Cultivated Wit Comedy Hack DayComedy Hack Day began when Craig realized he had two independent groups of nerdy friends: comedy nerds and computer nerds. Comedy Hack Day brings these two groups together.

The first event was held in NYC September 2012. The second was held at Twitter’s headquarters in San Francisco in April 2013 (watch highlight reel). This weekend, we infested the MIT Media Lab.

group shot

Here are the final demos:

Continue reading Comedy Hack Day Demos at MIT Media Lab

Characterizing the Life Cycle of Online News Stories Using Social Media Reactions

I’ve graduated, but that doesn’t make it any less exciting to see my first academic paper accepted for publication. Thanks to Carlos CastilloMohammed El-Haddad, and Jürgen Pfeffer for driving this paper, and for inviting me to collaborate. Take a look. Al Jazeera English provided us with some great data.

To appear in Computer Supported Cooperative Work and Social Computing. Baltimore, USA. February 2014.

[Download PDF]

The shelf-life of hard news vs feature pieces
The shelf-life of hard news vs feature pieces on Al Jazeera English

Abstract:
This paper presents a study of the life cycle of news articles posted online. We describe the interplay between website visitation patterns and social media reactions to the news content. We show that we can use this hybrid observation method to characterize distinct classes of articles. We also find that social media reactions can be used to predict future visitation patterns early and accurately.

We validate our methods using qualitative analysis as well as quantitative analysis on data from a large international news network, for a set of articles generating more than 3,000,000 visits and 200,000 social media reactions. We show that it is possible to model accurately the overall traffic articles will ultimately receive by observing the first ten to twenty minutes of social media reactions. Achieving the same prediction accuracy with visits alone would require to wait for three hours of data. We also describe significant improvements on the accuracy of the early prediction of shelf-life for news stories.

Make an Internet Time Capsule with Google Chrome

If you use the Chrome browser, you may have noticed that when you begin typing in the address bar, Google’s Autocomplete prediction service guesses where you might be heading to save you keystrokes.
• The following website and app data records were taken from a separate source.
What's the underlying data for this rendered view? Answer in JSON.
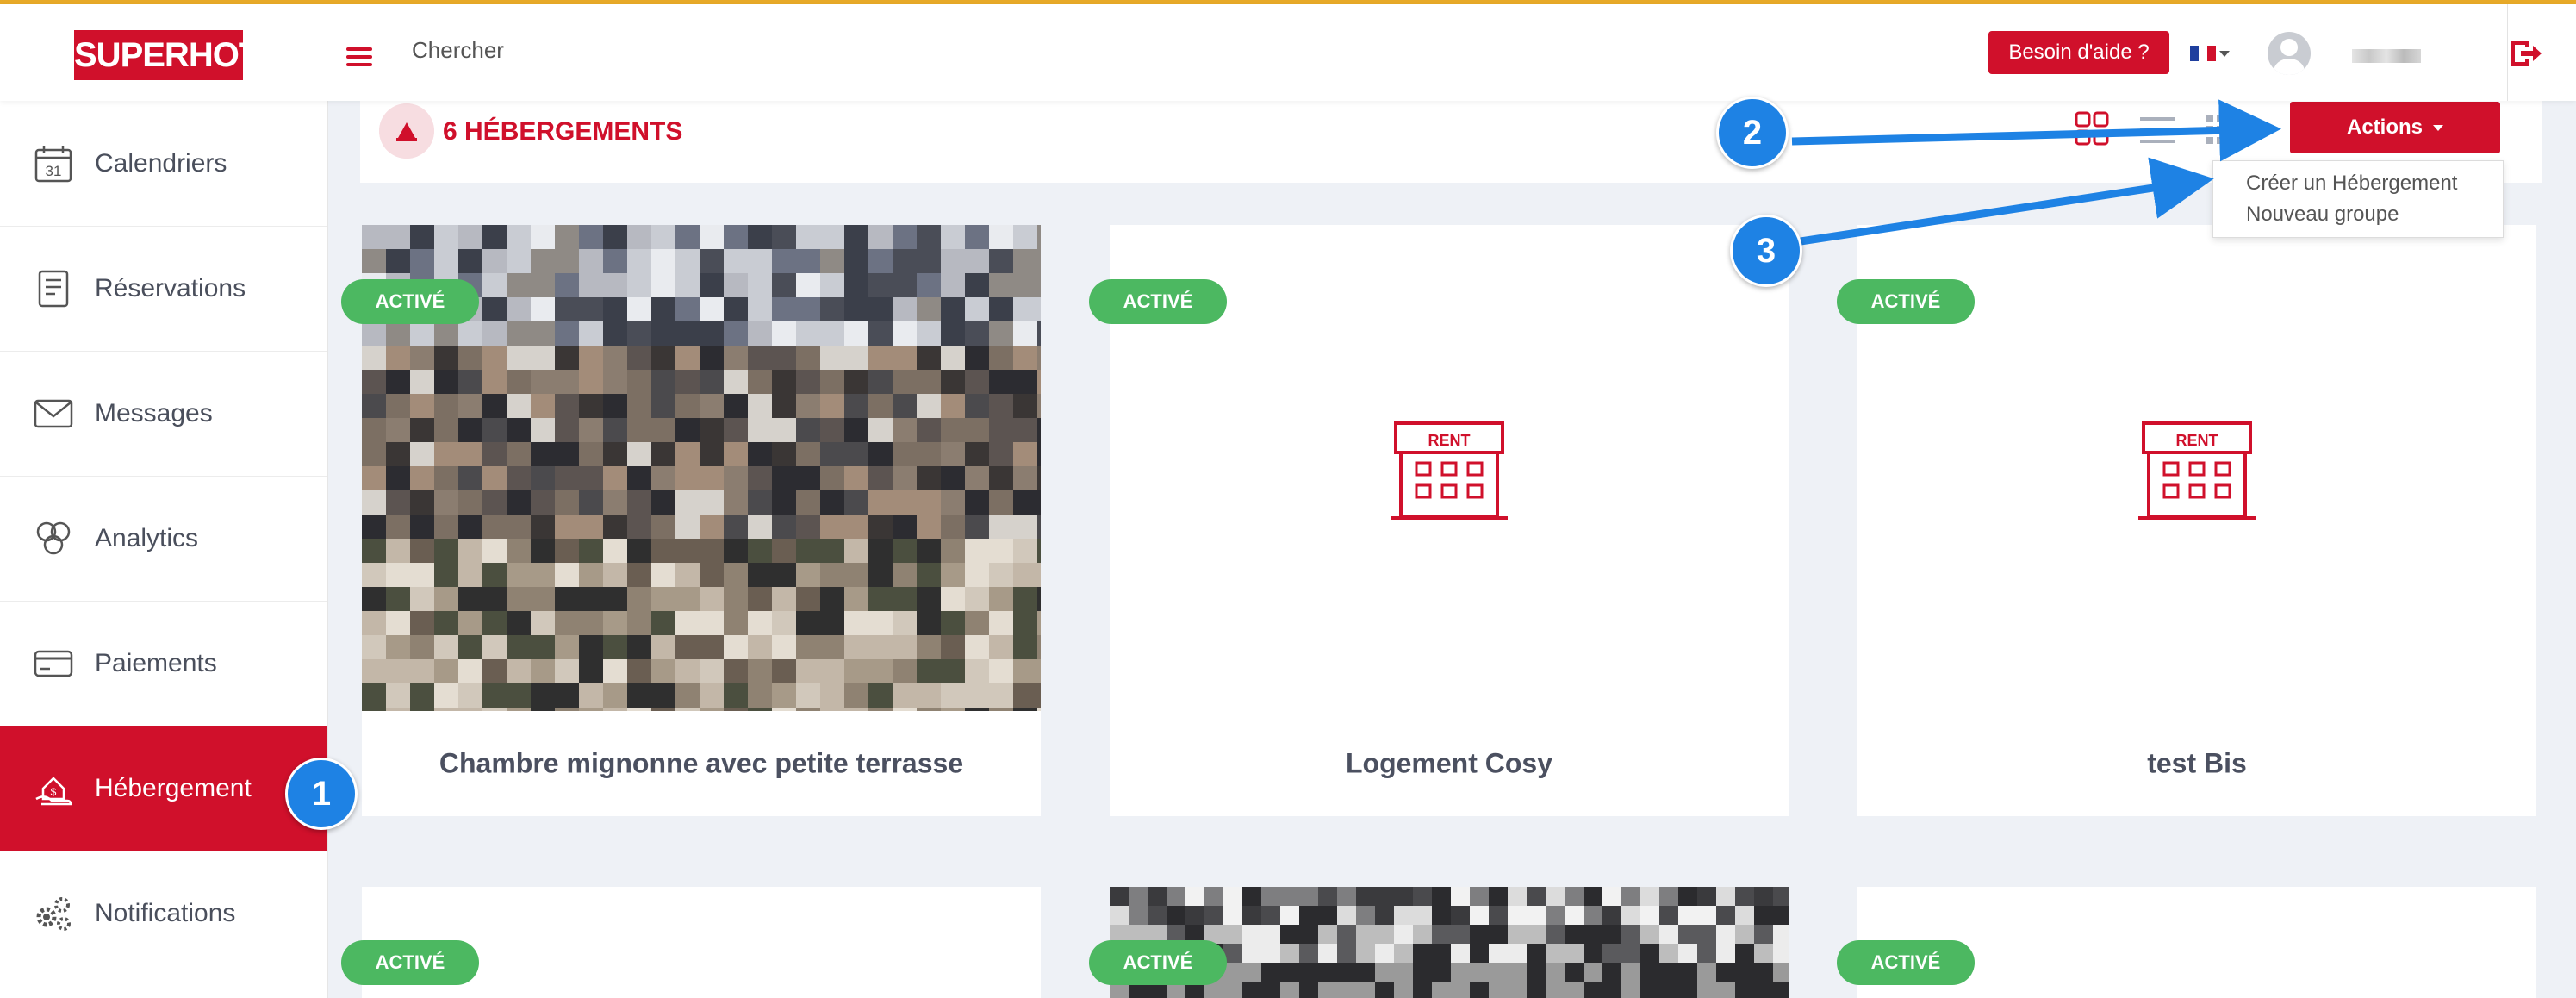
{
  "header": {
    "logo": "SUPERHOTE",
    "search_placeholder": "Chercher",
    "help_button": "Besoin d'aide ?",
    "language_icon": "france-flag-icon",
    "colors": {
      "brand": "#d0102b",
      "top_accent": "#e7a928"
    }
  },
  "sidebar": {
    "items": [
      {
        "label": "Calendriers",
        "icon": "calendar-icon",
        "icon_text": "31"
      },
      {
        "label": "Réservations",
        "icon": "reservations-icon"
      },
      {
        "label": "Messages",
        "icon": "envelope-icon"
      },
      {
        "label": "Analytics",
        "icon": "analytics-icon"
      },
      {
        "label": "Paiements",
        "icon": "credit-card-icon"
      },
      {
        "label": "Hébergement",
        "icon": "house-dollar-icon",
        "active": true
      },
      {
        "label": "Notifications",
        "icon": "gears-icon"
      }
    ]
  },
  "main": {
    "title": "6 HÉBERGEMENTS",
    "actions_button": "Actions",
    "dropdown": [
      "Créer un Hébergement",
      "Nouveau groupe"
    ],
    "cards": [
      {
        "status": "ACTIVÉ",
        "title": "Chambre mignonne avec petite terrasse",
        "image": "photo"
      },
      {
        "status": "ACTIVÉ",
        "title": "Logement Cosy",
        "image": "rent-icon",
        "icon_text": "RENT"
      },
      {
        "status": "ACTIVÉ",
        "title": "test Bis",
        "image": "rent-icon",
        "icon_text": "RENT"
      },
      {
        "status": "ACTIVÉ",
        "title": "",
        "image": "none"
      },
      {
        "status": "ACTIVÉ",
        "title": "",
        "image": "photo"
      },
      {
        "status": "ACTIVÉ",
        "title": "",
        "image": "none"
      }
    ],
    "status_color": "#4cb861"
  },
  "annotations": [
    "1",
    "2",
    "3"
  ]
}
If you have Web History enabled, those guesses aren’t just popular websites, but rather the sites you’re historically most likely to visit.

I realized that this list of sites actually end up serving as a sort of internet time capsule of the last ten weeks (the amount of time the browser history spans). So, here are my Internet ABCs of my last three months of grad school at the Media Lab. Click any of the images to go to the site.

A is for Analytics
is for Analytics. I maintain a lot of websites

Continue reading Make an Internet Time Capsule with Google Chrome